==== TASK INPUT ====
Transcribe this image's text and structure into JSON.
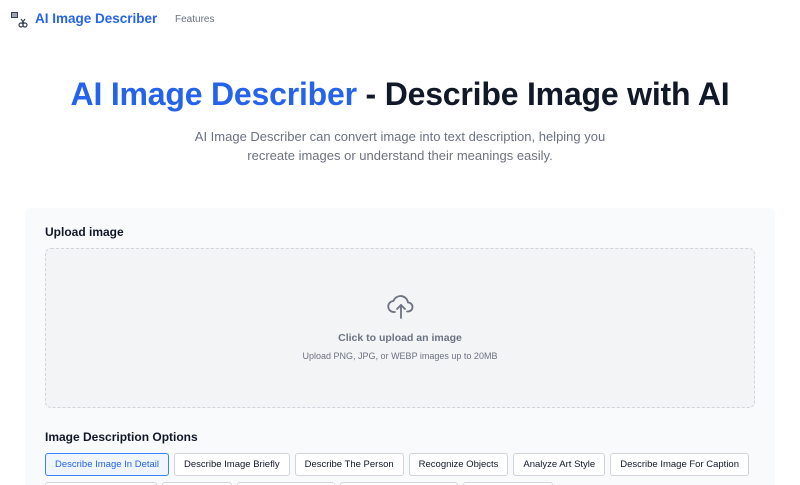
{
  "nav": {
    "brand": "AI Image Describer",
    "links": [
      "Features"
    ],
    "logo_icon": "image-scissors-icon"
  },
  "hero": {
    "title_accent": "AI Image Describer",
    "title_rest": " - Describe Image with AI",
    "subtitle": "AI Image Describer can convert image into text description, helping you recreate images or understand their meanings easily."
  },
  "upload": {
    "label": "Upload image",
    "title": "Click to upload an image",
    "hint": "Upload PNG, JPG, or WEBP images up to 20MB",
    "icon": "cloud-upload-icon"
  },
  "options": {
    "label": "Image Description Options",
    "items": [
      "Describe Image In Detail",
      "Describe Image Briefly",
      "Describe The Person",
      "Recognize Objects",
      "Analyze Art Style",
      "Describe Image For Caption"
    ],
    "selected": "Describe Image In Detail"
  },
  "colors": {
    "accent": "#2563eb",
    "text": "#111827",
    "muted": "#6b7280",
    "panel": "#f9fafb"
  }
}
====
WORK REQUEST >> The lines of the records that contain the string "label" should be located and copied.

REPLY TO THE TASK >>
    "label": "Upload image",
    "label": "Image Description Options",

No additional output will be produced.